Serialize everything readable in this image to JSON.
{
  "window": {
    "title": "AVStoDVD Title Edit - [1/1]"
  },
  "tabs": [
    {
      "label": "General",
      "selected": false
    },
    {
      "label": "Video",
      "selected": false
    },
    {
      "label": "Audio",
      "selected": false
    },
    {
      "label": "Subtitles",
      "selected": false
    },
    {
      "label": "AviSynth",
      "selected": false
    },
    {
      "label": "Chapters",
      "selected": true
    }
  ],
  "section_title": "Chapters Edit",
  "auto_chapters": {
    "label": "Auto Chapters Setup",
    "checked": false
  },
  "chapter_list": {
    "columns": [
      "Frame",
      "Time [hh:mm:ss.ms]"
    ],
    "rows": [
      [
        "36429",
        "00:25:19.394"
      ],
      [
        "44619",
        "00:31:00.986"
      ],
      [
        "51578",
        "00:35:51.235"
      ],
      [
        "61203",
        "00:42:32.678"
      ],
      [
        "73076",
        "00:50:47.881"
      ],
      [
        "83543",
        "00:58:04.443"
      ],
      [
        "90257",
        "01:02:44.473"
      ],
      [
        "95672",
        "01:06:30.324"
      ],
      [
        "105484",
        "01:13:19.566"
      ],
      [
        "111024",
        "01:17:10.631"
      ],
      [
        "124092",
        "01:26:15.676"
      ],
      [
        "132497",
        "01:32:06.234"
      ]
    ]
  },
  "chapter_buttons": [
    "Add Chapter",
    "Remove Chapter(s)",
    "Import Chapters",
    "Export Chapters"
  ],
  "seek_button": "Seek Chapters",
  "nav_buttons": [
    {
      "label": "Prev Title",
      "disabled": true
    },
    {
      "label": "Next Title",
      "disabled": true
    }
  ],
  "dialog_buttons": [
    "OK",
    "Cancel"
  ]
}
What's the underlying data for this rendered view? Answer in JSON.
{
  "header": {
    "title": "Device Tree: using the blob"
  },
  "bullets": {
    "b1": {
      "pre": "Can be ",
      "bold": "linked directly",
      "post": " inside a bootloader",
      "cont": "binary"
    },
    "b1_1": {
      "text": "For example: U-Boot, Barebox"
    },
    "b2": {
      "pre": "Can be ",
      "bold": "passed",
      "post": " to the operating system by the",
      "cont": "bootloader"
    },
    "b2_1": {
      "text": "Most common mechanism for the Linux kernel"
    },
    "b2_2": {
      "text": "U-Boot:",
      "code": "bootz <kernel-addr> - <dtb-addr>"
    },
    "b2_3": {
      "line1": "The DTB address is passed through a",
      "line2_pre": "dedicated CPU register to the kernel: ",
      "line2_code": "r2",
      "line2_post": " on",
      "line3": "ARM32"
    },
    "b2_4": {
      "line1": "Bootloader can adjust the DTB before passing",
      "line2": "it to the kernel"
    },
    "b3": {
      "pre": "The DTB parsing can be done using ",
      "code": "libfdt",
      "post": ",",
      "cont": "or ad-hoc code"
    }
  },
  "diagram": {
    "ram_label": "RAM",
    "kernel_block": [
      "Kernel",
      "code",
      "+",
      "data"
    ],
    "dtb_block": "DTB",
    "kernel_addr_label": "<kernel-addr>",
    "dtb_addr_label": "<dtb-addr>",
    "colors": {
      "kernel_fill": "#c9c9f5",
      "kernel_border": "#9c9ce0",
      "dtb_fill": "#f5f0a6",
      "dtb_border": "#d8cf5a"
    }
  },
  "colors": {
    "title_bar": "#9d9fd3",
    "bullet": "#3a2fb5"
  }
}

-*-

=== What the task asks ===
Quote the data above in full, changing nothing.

=== Result of the exercise ===
Serialize everything readable in this image to JSON.
{
  "window": {
    "title": "AVStoDVD Title Edit - [1/1]"
  },
  "tabs": [
    {
      "label": "General",
      "selected": false
    },
    {
      "label": "Video",
      "selected": false
    },
    {
      "label": "Audio",
      "selected": false
    },
    {
      "label": "Subtitles",
      "selected": false
    },
    {
      "label": "AviSynth",
      "selected": false
    },
    {
      "label": "Chapters",
      "selected": true
    }
  ],
  "section_title": "Chapters Edit",
  "auto_chapters": {
    "label": "Auto Chapters Setup",
    "checked": false
  },
  "chapter_list": {
    "columns": [
      "Frame",
      "Time [hh:mm:ss.ms]"
    ],
    "rows": [
      [
        "36429",
        "00:25:19.394"
      ],
      [
        "44619",
        "00:31:00.986"
      ],
      [
        "51578",
        "00:35:51.235"
      ],
      [
        "61203",
        "00:42:32.678"
      ],
      [
        "73076",
        "00:50:47.881"
      ],
      [
        "83543",
        "00:58:04.443"
      ],
      [
        "90257",
        "01:02:44.473"
      ],
      [
        "95672",
        "01:06:30.324"
      ],
      [
        "105484",
        "01:13:19.566"
      ],
      [
        "111024",
        "01:17:10.631"
      ],
      [
        "124092",
        "01:26:15.676"
      ],
      [
        "132497",
        "01:32:06.234"
      ]
    ]
  },
  "chapter_buttons": [
    "Add Chapter",
    "Remove Chapter(s)",
    "Import Chapters",
    "Export Chapters"
  ],
  "seek_button": "Seek Chapters",
  "nav_buttons": [
    {
      "label": "Prev Title",
      "disabled": true
    },
    {
      "label": "Next Title",
      "disabled": true
    }
  ],
  "dialog_buttons": [
    "OK",
    "Cancel"
  ]
}
What's the underlying data for this rendered view? Answer in JSON.
{
  "header": {
    "title": "Device Tree: using the blob"
  },
  "bullets": {
    "b1": {
      "pre": "Can be ",
      "bold": "linked directly",
      "post": " inside a bootloader",
      "cont": "binary"
    },
    "b1_1": {
      "text": "For example: U-Boot, Barebox"
    },
    "b2": {
      "pre": "Can be ",
      "bold": "passed",
      "post": " to the operating system by the",
      "cont": "bootloader"
    },
    "b2_1": {
      "text": "Most common mechanism for the Linux kernel"
    },
    "b2_2": {
      "text": "U-Boot:",
      "code": "bootz <kernel-addr> - <dtb-addr>"
    },
    "b2_3": {
      "line1": "The DTB address is passed through a",
      "line2_pre": "dedicated CPU register to the kernel: ",
      "line2_code": "r2",
      "line2_post": " on",
      "line3": "ARM32"
    },
    "b2_4": {
      "line1": "Bootloader can adjust the DTB before passing",
      "line2": "it to the kernel"
    },
    "b3": {
      "pre": "The DTB parsing can be done using ",
      "code": "libfdt",
      "post": ",",
      "cont": "or ad-hoc code"
    }
  },
  "diagram": {
    "ram_label": "RAM",
    "kernel_block": [
      "Kernel",
      "code",
      "+",
      "data"
    ],
    "dtb_block": "DTB",
    "kernel_addr_label": "<kernel-addr>",
    "dtb_addr_label": "<dtb-addr>",
    "colors": {
      "kernel_fill": "#c9c9f5",
      "kernel_border": "#9c9ce0",
      "dtb_fill": "#f5f0a6",
      "dtb_border": "#d8cf5a"
    }
  },
  "colors": {
    "title_bar": "#9d9fd3",
    "bullet": "#3a2fb5"
  }
}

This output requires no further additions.